Action item:
Print out the entire listing verbatim.
____________________
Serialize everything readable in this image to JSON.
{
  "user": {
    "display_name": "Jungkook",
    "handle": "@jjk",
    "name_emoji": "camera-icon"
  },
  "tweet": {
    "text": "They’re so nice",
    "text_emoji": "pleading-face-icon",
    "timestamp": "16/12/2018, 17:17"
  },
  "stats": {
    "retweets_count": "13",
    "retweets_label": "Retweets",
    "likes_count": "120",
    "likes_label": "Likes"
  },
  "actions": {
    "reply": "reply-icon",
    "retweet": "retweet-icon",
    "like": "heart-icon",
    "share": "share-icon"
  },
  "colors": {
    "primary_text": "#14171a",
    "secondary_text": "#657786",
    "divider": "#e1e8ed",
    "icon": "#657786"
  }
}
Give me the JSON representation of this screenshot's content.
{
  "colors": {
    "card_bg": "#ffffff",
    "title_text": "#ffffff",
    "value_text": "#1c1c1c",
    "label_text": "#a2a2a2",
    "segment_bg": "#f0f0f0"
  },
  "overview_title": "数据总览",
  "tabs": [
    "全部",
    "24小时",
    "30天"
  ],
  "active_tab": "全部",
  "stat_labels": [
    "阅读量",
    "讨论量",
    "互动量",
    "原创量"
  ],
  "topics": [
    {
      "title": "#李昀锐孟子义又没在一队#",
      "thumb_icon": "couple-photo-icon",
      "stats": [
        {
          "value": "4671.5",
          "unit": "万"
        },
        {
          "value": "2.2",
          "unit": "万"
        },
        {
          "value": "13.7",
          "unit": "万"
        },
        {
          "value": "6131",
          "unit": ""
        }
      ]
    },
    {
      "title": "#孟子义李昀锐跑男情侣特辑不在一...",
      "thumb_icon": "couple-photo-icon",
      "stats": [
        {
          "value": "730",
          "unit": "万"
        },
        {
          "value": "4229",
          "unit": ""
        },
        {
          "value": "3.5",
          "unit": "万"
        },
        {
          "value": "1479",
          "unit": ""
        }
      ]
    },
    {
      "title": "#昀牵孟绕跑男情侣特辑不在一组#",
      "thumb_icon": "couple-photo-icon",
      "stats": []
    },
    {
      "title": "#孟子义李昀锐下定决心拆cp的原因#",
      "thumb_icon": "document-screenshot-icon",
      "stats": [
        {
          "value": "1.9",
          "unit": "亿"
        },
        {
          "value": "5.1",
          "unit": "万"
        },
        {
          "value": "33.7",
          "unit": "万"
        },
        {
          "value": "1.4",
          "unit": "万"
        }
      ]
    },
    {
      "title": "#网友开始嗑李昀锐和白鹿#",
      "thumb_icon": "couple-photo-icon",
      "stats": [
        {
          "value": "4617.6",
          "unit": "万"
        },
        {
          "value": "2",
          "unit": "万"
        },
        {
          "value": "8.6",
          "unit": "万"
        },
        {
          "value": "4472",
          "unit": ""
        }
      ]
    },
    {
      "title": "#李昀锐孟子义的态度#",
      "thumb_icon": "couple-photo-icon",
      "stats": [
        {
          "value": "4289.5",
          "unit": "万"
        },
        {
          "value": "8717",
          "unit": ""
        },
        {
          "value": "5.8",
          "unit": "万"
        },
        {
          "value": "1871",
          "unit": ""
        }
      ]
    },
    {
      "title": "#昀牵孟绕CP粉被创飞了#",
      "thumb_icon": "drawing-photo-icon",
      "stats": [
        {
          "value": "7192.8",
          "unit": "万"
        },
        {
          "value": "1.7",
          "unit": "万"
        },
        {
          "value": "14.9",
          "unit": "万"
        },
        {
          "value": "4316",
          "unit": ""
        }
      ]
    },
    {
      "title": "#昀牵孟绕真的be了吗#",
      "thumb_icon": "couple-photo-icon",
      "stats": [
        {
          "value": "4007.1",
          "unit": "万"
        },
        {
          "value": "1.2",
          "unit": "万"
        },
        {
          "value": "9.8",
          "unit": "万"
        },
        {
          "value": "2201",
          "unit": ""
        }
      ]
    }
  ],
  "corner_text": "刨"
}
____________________
Exercise output:
Serialize everything readable in this image to JSON.
{
  "user": {
    "display_name": "Jungkook",
    "handle": "@jjk",
    "name_emoji": "camera-icon"
  },
  "tweet": {
    "text": "They’re so nice",
    "text_emoji": "pleading-face-icon",
    "timestamp": "16/12/2018, 17:17"
  },
  "stats": {
    "retweets_count": "13",
    "retweets_label": "Retweets",
    "likes_count": "120",
    "likes_label": "Likes"
  },
  "actions": {
    "reply": "reply-icon",
    "retweet": "retweet-icon",
    "like": "heart-icon",
    "share": "share-icon"
  },
  "colors": {
    "primary_text": "#14171a",
    "secondary_text": "#657786",
    "divider": "#e1e8ed",
    "icon": "#657786"
  }
}
Give me the JSON representation of this screenshot's content.
{
  "colors": {
    "card_bg": "#ffffff",
    "title_text": "#ffffff",
    "value_text": "#1c1c1c",
    "label_text": "#a2a2a2",
    "segment_bg": "#f0f0f0"
  },
  "overview_title": "数据总览",
  "tabs": [
    "全部",
    "24小时",
    "30天"
  ],
  "active_tab": "全部",
  "stat_labels": [
    "阅读量",
    "讨论量",
    "互动量",
    "原创量"
  ],
  "topics": [
    {
      "title": "#李昀锐孟子义又没在一队#",
      "thumb_icon": "couple-photo-icon",
      "stats": [
        {
          "value": "4671.5",
          "unit": "万"
        },
        {
          "value": "2.2",
          "unit": "万"
        },
        {
          "value": "13.7",
          "unit": "万"
        },
        {
          "value": "6131",
          "unit": ""
        }
      ]
    },
    {
      "title": "#孟子义李昀锐跑男情侣特辑不在一...",
      "thumb_icon": "couple-photo-icon",
      "stats": [
        {
          "value": "730",
          "unit": "万"
        },
        {
          "value": "4229",
          "unit": ""
        },
        {
          "value": "3.5",
          "unit": "万"
        },
        {
          "value": "1479",
          "unit": ""
        }
      ]
    },
    {
      "title": "#昀牵孟绕跑男情侣特辑不在一组#",
      "thumb_icon": "couple-photo-icon",
      "stats": []
    },
    {
      "title": "#孟子义李昀锐下定决心拆cp的原因#",
      "thumb_icon": "document-screenshot-icon",
      "stats": [
        {
          "value": "1.9",
          "unit": "亿"
        },
        {
          "value": "5.1",
          "unit": "万"
        },
        {
          "value": "33.7",
          "unit": "万"
        },
        {
          "value": "1.4",
          "unit": "万"
        }
      ]
    },
    {
      "title": "#网友开始嗑李昀锐和白鹿#",
      "thumb_icon": "couple-photo-icon",
      "stats": [
        {
          "value": "4617.6",
          "unit": "万"
        },
        {
          "value": "2",
          "unit": "万"
        },
        {
          "value": "8.6",
          "unit": "万"
        },
        {
          "value": "4472",
          "unit": ""
        }
      ]
    },
    {
      "title": "#李昀锐孟子义的态度#",
      "thumb_icon": "couple-photo-icon",
      "stats": [
        {
          "value": "4289.5",
          "unit": "万"
        },
        {
          "value": "8717",
          "unit": ""
        },
        {
          "value": "5.8",
          "unit": "万"
        },
        {
          "value": "1871",
          "unit": ""
        }
      ]
    },
    {
      "title": "#昀牵孟绕CP粉被创飞了#",
      "thumb_icon": "drawing-photo-icon",
      "stats": [
        {
          "value": "7192.8",
          "unit": "万"
        },
        {
          "value": "1.7",
          "unit": "万"
        },
        {
          "value": "14.9",
          "unit": "万"
        },
        {
          "value": "4316",
          "unit": ""
        }
      ]
    },
    {
      "title": "#昀牵孟绕真的be了吗#",
      "thumb_icon": "couple-photo-icon",
      "stats": [
        {
          "value": "4007.1",
          "unit": "万"
        },
        {
          "value": "1.2",
          "unit": "万"
        },
        {
          "value": "9.8",
          "unit": "万"
        },
        {
          "value": "2201",
          "unit": ""
        }
      ]
    }
  ],
  "corner_text": "刨"
}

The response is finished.